Adam Zagoria covers basketball at all levels. He is the author of two books and an award-winning journalist whose articles have appeared in ESPN The Magazine, SLAM, Sheridan Hoops, Sports Illustrated, Basketball Times and in newspapers nationwide.
When WFAN first came on the air in New York in 1987, Ed Burns and his best friend, both huge sports fans, couldn’t comprehend that Mike Francesa, Chris Russo and their colleagues were getting money for their “jobs.”
“We could not believe that you could get paid to BS about sports on the radio all night long,” Burns, a hardcore Knicks fan, said in a recent phone interview.
Now Burns, the director and star of The Brothers McMullen, has created a wonderful independent film for under $30,000 called Nice Guy Johnny that premiered at Tribeca and stars two up and coming actors Matt Bush (Adventureland) and Kerry Bishe (Scrubs).
Nice Guy Johnny centers on baby faced 23-year-old Johnny Rizzo, who is about to trade in his dream job in sports radio for some snoozeville gig that will pay enough to please his fiancé.
Just weeks before Rizzo’s marriage, a trip to New York and a simple job interview turns into a life altering experience when Rizzo meets up with Uncle Terry, played by Burns. Uncle Terry, a rascally womanizer is set on turning a day in the Hamptons with Brooke, a young attractive tennis instructor, and his nephew into an eye-opening, life changing experience.
“I’ve always had the idea that that would be a great character in a film, a guy who’s recognized as having the dream gig,” said Burns, who grew up in Valley Stream, N.Y. and is married to supermodel Christy Turlington.
The movie is a window into Burns’ own career experience. As a young man, when he was trying to make The Brothers McMullen, he said critics told him he was crazy.
“But that was my dream so I chased it,” he said. “I think Johnny was a look at what would’ve happened had I listened to the naysayers and not gone for it. Would I have recovered?”
The Brothers McMullen cost $28,000 to make, but after winning the Grand Jury Prize at the 1995 Sundance Film Festival it went on to gross over $10 million.
Burns went on to star in 27 Dresses, Saving Private Ryan, She’s The One and episodes of Entourage.
A couple of years ago, Burns’ agency also suggested he give up his dream of making small, personal films in favor of becoming a director for hire.
“I read some scripts and found one that I thought I could do and then I kind of had a weekend like Johnny’s weekend where after some soul-searching, you decide, ‘Well, what do I want to do? Do I want to just take the paycheck and do something I’m not going to be passionate about, or do I just stick with my dream and make these small films?'” Burns recalled.

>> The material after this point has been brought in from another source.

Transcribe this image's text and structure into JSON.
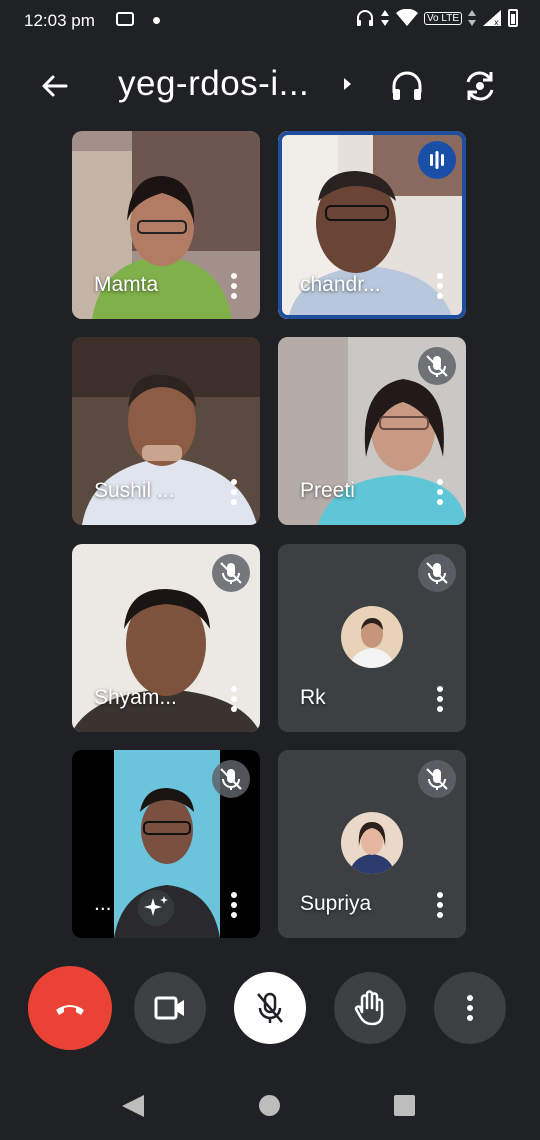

Burns said he opted not to make the big-budget film and it “ended up getting made and is a dog, so I’m happy I passed.”
What’s unique about Johnny is that it wasn’t released in any movie theaters, but instead was released simultaneously Oct. 26 on iTunes, PPV and DVD.
“The days of trying to release your movie in New York and L.A. and then expanding from there appear to be over,” Burns said.
“Relative to what an indie film does, we’re killing it on Demand and on iTunes,” he added.
Burns said the next film he makes will be similar to this one in terms of scale, budget and size of crew “since this worked so well, we had a great time and we didn’t have to deal with any interference.”
As for his own sports interests Burns knows he’ll likely never work for WFAN, but he’s rooting hard for the resurgent Knicks (12-9) and St. John’s basketball.
“I grew up here in New York,” he said. “Big sports fan.”
Adam Zagoria is a Basketball Insider who covers basketball at all levels. A contributor to The New York Times and SportsNet New York (SNY), he is also the author of two books and is an award-winning journalist and filmmaker. His articles have appeared in ESPN The Magazine, SLAM, Sheridan Hoops, Basketball Times and in newspapers nationwide. He also won an Emmy award for his work on the SNY mini-documentary on Syracuse guard Tyus Battle.
A veteran Ultimate Frisbee player, he has competed in numerous National and World Championships and, perhaps more importantly, his teams won the Westchester Summer League (WSL) championships in 2011 and 2013.
He lives in Manhattan with his wife and children.